The full spectrum of chromium’s functions is still being investigated. What we already know is that it enhances the activity of insulin. Insulin is a hormone critical to the metabolism and storage of macronutrients in the body. Next to that, chromium seems to have a more direct involvement in energy metabolism, although the exact mechanisms are not fully understood at this point.

Chromium has sometimes been credited with a role in reducing body fat and increasing lean muscle mass. However, there is little justification for such claims. The majority of studies on the topic have been small-scale, showing modest results at best.

How much chromium do you need?

The amount of chromium needed for optimal health is not a straightforward topic. Due to insufficient data, the European Food Safety Authority (EFSA) has recently questioned whether chromium is indeed an essential trace mineral and it has chosen not to establish an adequate intake (AI) at all at this point.

At the same time, the US Institute of Medicine advises an AI of 35 micrograms chromium per day for healthy adult men and 25 micrograms per day for women. That’s a bit over a litre of grape juice.

Chromium in foods

Chromium is available in a wide variety of foods, though mostly in small amounts. Relatively good sources of chromium are meat and whole-grain products, as well as some fruits, vegetables and spices.

The best sources of chromium are:

FoodAI (%)*Chromium (mcg)
Broccoli (90 g)31%11
Grape juice (250 ml)23%8
Potatoes, mashed (210 g)9%3
Turkey breast (85 g)6%2
Whole wheat bread (2 slices)6%2

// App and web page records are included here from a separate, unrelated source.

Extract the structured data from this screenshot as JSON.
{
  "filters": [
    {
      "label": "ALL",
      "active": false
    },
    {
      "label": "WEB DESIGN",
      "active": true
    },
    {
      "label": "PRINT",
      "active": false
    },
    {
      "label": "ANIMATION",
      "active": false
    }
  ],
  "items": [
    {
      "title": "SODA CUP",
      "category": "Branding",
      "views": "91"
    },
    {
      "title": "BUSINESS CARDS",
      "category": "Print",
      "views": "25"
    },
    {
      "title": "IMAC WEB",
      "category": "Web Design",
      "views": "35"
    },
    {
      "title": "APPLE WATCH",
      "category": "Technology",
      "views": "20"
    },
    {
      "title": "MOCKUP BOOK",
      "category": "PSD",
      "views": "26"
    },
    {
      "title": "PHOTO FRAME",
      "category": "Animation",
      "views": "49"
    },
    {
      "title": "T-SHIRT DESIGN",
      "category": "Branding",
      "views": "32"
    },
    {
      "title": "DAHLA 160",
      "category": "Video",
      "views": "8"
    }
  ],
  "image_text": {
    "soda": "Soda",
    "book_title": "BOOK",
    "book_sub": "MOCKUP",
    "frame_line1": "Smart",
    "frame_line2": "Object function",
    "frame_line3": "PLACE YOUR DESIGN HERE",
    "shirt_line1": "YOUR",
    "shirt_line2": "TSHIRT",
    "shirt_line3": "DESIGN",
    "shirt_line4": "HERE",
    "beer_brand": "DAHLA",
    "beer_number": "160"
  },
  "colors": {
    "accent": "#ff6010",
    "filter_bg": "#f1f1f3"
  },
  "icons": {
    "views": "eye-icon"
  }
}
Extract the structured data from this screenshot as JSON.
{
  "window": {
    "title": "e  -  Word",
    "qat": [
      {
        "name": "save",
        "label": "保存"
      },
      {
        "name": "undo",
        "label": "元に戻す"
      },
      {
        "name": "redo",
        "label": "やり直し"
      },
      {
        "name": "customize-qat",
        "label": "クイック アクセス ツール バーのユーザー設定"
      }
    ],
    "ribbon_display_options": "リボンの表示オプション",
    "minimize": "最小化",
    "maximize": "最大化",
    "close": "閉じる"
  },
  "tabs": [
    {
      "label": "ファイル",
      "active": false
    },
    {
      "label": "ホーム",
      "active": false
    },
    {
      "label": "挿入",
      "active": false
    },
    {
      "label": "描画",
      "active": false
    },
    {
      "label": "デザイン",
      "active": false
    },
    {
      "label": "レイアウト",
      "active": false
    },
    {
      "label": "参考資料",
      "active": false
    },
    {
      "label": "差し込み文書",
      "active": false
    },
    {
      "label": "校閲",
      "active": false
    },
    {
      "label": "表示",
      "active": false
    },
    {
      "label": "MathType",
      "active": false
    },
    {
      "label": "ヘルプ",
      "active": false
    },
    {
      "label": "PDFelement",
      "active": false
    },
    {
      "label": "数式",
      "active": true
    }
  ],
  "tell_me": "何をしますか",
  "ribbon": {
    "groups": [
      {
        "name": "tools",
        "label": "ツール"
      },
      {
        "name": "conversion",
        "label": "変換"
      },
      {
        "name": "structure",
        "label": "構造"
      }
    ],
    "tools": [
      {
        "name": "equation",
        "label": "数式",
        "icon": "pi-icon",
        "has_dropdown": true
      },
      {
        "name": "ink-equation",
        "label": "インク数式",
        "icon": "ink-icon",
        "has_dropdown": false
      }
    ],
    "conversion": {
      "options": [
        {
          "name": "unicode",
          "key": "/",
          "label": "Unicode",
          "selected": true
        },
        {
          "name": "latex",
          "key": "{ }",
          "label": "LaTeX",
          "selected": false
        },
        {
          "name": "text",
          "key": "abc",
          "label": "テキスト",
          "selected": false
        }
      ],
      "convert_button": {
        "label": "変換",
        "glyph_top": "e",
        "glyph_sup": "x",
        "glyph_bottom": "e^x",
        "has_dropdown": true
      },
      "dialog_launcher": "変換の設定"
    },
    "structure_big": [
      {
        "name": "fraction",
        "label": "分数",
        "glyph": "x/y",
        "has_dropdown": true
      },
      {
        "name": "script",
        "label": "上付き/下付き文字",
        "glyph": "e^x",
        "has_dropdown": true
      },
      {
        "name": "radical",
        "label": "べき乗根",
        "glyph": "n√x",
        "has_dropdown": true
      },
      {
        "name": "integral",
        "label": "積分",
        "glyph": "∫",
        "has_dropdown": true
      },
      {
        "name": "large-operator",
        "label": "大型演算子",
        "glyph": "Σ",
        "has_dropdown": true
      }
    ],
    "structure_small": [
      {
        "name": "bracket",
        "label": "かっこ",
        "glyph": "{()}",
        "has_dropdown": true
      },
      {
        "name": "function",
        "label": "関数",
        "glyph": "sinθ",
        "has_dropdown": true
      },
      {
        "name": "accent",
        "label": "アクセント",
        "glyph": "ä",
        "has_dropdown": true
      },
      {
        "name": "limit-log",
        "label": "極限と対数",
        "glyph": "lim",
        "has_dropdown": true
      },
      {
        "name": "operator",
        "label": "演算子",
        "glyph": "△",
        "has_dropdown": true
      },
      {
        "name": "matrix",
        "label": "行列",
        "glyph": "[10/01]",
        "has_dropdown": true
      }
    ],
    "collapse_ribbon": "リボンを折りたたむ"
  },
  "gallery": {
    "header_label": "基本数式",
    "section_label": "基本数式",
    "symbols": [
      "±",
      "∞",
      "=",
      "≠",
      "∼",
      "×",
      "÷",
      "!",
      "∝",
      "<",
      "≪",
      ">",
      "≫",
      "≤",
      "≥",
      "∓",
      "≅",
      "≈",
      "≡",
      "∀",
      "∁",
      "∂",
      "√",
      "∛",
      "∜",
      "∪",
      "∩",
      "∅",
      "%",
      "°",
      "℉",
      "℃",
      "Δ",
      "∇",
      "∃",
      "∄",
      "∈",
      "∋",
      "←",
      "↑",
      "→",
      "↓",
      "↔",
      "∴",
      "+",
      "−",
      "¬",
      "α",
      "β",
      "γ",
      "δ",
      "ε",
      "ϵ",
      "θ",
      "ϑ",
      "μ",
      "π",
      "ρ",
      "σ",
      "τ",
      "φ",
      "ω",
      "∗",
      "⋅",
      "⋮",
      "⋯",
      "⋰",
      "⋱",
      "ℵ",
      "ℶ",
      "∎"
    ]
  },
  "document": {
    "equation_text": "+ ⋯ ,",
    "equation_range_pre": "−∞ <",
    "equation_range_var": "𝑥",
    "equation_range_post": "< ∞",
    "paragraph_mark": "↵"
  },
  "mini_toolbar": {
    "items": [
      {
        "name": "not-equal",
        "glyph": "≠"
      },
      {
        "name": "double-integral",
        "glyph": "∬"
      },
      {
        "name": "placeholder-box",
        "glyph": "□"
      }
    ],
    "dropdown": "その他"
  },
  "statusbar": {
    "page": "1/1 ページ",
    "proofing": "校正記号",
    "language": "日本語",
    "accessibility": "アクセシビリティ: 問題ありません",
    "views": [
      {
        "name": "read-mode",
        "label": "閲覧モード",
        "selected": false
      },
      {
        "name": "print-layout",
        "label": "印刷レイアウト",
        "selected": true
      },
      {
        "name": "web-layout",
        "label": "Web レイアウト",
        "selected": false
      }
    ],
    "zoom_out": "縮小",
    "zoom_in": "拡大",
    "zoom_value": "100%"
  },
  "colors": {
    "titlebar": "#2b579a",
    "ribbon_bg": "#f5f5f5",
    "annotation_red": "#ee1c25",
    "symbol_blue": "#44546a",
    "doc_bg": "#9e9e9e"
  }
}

* Based on the adequate intake (AI) for healthy adult men (35 mcg/day) according to the US Institute of Medicine.

Chromium’s absorption rate is generally low, ranging between 0.4% and 2.5% of the consumed amount. Some nutrients, including vitamin C and vitamin B3 can enhance chromium absorption rate.

At the same time, if you consume more than 35% of your daily calories from foods high in simple sugars, this will increase the chromium excretion rate through your kidneys. Examples of foods high in simple sugars are fruits, candy and dairy products.

Depending on its oxidation state, chromium can serve as a yellow, orange, green, purple or black pigment. That’s actually how it got its name, too – ‘chromium’ derives from the Greek word for ‘colour’.

What if you’re not getting enough chromium?

Chromium deficiency is extremely rare. It’s usually triggered by infection, excessive exercise, pregnancy and physical trauma, as these states can increase chromium excretion. Some reports show that chromium concentrations in hair, sweat and blood significantly decrease with age, potentially making older adults more vulnerable to chromium deficiency.

The effects of chromium deficiency can be seen in dysfunctions of blood sugar metabolism. Chromium deficiency can also lead to sudden weight loss and neuropathyNeuropathy is a dysfunction of the peripheral nerves. It’s characterized by numbness and weakness in your limbs..

How much chromium is too much?

Currently, there are insufficient data to establish a tolerable upper intake level (UL) for chromium.

Based on the evidence at hand, intakes up to 1 mg chromium/day (close to 3000% of the AI) are unlikely to cause adverse health effects. It would also be quite unusual to reach such a high dietary intake of chromium. The average chromium intake in European countries ranges from 61-160 micrograms/day.

Therefore, unless you use too much supplementation, you shouldn’t worry about potential chromium toxicity.

Take-aways

If you remember three things about chromium, these are a good choice:

  • You need chromium for the normal functioning of your metabolism.
  • Chromium is found mostly in meat and whole-grain products, but you can also get some from broccoli, potatoes or grape juice.
  • Chromium deficiency and toxicity are both rare. No negative health effects are associated with intakes of chromium up to 1 mg/day.